Ten of the album's 14 tracks are oddball sound studies, tangled compositions that sound like quick sketches. Some are dark and droning ("0215"), while others are brighter and more organic ("0242," "0302"). A few are totally off the wall, like the elephantine "0208" and "0244"'s fat horn and crumbling rattles. The four beat-driven tracks are more fully formed. "0508" begins with the same droning machine sounds as opener "0217," before pulling in metallic percussion to form an Autechre-esque techno cut. "0406" sounds locked in a broken loop at first, but the second half's breaks and painterly synth streaks come together in a danceable flurry.

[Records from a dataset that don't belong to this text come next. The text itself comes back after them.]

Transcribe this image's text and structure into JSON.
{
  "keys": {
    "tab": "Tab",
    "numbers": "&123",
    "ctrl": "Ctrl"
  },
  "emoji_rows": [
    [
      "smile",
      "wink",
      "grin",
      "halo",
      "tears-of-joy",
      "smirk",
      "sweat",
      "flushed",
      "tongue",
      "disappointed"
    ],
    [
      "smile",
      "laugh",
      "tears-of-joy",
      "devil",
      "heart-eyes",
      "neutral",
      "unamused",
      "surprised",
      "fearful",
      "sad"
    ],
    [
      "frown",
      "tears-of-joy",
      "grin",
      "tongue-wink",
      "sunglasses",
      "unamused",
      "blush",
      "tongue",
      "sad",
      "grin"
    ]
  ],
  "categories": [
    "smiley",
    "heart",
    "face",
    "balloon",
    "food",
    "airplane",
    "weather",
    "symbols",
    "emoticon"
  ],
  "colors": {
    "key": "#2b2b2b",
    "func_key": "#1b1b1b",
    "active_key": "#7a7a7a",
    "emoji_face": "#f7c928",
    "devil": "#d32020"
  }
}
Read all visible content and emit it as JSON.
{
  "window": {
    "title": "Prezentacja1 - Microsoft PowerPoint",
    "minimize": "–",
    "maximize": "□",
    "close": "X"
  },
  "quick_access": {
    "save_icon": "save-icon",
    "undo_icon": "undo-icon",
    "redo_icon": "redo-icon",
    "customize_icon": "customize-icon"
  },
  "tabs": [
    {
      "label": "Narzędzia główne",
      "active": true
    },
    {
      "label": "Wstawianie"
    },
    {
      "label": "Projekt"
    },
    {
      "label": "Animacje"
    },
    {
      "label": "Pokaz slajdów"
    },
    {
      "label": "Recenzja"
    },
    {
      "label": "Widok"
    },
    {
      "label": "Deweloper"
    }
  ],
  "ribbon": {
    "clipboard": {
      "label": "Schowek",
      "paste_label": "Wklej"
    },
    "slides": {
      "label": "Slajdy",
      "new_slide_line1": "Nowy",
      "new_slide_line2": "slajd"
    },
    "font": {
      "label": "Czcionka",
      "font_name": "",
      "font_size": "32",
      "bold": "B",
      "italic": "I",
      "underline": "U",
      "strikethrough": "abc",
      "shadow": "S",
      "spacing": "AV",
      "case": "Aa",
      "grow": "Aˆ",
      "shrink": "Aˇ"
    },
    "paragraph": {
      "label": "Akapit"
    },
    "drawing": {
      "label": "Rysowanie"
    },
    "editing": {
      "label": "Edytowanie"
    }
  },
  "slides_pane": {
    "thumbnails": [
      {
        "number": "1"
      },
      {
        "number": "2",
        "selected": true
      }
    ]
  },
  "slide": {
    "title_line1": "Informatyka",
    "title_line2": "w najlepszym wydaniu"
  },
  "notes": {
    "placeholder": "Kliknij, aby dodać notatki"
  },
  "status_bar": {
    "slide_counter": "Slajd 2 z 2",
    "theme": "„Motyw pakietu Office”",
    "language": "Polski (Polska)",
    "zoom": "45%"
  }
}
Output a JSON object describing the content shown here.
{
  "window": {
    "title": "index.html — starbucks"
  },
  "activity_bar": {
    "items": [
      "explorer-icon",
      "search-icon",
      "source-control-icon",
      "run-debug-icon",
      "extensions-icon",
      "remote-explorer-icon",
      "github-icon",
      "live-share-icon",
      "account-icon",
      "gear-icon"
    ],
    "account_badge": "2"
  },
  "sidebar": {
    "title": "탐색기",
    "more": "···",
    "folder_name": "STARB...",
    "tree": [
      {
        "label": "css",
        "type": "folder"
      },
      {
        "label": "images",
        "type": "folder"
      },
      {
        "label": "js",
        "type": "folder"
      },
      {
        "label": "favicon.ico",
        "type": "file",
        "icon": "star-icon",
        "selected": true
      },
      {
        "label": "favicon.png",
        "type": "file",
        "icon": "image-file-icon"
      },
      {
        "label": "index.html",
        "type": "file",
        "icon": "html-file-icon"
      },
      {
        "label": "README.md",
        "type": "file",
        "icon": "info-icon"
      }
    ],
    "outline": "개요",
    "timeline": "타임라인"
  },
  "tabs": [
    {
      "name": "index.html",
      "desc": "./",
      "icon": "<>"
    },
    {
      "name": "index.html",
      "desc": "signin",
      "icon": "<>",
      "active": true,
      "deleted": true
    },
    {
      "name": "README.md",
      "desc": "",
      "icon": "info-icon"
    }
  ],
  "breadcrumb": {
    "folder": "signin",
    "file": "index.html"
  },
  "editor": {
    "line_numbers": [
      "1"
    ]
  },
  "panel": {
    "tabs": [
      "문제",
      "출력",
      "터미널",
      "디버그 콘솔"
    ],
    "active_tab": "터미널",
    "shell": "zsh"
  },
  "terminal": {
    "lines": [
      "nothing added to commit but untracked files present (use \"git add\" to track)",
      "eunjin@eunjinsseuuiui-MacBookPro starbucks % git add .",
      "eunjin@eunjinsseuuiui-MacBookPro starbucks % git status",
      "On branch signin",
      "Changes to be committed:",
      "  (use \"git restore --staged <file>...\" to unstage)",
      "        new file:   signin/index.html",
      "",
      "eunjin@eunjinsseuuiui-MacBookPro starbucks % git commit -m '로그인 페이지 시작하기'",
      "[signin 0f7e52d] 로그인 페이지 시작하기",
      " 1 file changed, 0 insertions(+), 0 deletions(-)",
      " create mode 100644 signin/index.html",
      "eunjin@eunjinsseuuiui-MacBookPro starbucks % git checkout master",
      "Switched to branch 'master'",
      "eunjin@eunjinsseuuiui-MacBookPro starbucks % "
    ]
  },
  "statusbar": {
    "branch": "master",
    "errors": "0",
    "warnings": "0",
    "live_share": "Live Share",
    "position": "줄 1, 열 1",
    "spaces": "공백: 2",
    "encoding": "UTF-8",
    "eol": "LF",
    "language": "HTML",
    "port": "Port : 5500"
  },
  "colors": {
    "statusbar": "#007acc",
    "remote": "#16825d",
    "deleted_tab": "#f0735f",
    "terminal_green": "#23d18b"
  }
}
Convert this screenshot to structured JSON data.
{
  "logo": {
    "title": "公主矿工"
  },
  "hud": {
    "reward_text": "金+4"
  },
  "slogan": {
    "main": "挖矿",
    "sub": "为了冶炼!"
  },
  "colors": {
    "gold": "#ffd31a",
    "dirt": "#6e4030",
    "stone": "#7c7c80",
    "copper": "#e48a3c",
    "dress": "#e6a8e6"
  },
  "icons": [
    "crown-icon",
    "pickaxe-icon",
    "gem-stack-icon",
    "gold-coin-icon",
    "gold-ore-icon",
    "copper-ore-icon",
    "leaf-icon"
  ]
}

"0600" and "0618" have a bit more to hold on to, and they'll be the standouts for anyone looking for Yaleesa Hall's colourful 4/4. A few more tracks like those would have been welcome, but the album is still admirable as is. Its music is creative, raw and highly inquisitive. Woodall brings Yaleesa Hall, the studio nerd and astute sound engineer, more into focus than ever before.